Conservationists have been sounding the alarm bells on giraffes for several years. In 2016, the IUCN listed giraffes as a whole as vulnerable, the status just above endangered after finding that over three decades giraffes suffered up to a 40 percent population drop, plummeting from an estimated 157,000 individuals to 97,500.

Currently, two of the nine giraffe subspecies—the Kordofan and Nubian—are critically endangered, while the Reticulated is endangered. Now, after a recent assessment, the Masai subspecies has also been listed as endangered. It’s the first time the population has been analyzed on its own, and the status is a big deal since there are an estimated 35,000 individual Masai left, making it one of the largest-remaining subspecies of the gentle giants and, therefore, a key population for keeping the species numbers up.

Previously, the Masai subspecies was the most-populous group of giraffes, with an estimated 71,000 individuals. That drop of 49 to 51 percent of the subspecies in the last 30 years was what prompted the listing, according to the Center for Biological Diversity.

Valora Stroganoff's Threat Of Wild Women, Lensed By Luca Meneghe For Numéro France

Valora Stroganoff's Threat Of Wild Women, Lensed By Luca Meneghe For Numéro France

Model Vaiora Stroganoff is styled by Clement Lomellini as a wild, forest woman — she who has a long, metaphorical and anthropological history of always subverting patriarchy.

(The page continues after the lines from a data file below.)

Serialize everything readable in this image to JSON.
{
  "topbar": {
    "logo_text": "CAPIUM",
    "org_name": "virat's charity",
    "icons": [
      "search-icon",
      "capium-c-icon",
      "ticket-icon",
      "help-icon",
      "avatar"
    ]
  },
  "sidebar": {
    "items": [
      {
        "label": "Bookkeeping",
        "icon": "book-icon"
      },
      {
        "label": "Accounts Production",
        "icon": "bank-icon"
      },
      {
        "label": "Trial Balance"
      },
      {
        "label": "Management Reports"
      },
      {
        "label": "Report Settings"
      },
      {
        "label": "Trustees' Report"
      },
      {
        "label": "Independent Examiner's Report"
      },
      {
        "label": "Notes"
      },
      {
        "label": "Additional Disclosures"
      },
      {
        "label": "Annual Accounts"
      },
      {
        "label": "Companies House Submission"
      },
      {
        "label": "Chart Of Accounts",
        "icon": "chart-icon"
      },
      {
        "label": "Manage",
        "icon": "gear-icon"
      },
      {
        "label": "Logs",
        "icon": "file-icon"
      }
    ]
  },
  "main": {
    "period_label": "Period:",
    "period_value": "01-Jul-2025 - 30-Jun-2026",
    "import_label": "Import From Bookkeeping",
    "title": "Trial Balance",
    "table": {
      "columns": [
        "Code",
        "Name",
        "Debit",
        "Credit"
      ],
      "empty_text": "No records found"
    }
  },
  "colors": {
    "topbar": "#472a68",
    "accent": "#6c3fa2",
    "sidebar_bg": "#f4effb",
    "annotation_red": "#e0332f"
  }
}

Clearly, the wild woman cannot be trusted, and her irrational state of being represents a constant threat to western civilization.

Photographer Luca Meneghel captures Vaiora in ‘En Créature de la Forêt’ for Numéro France July 2019./ Hair by Paul Duchemin; makeup by Laetitia Sireix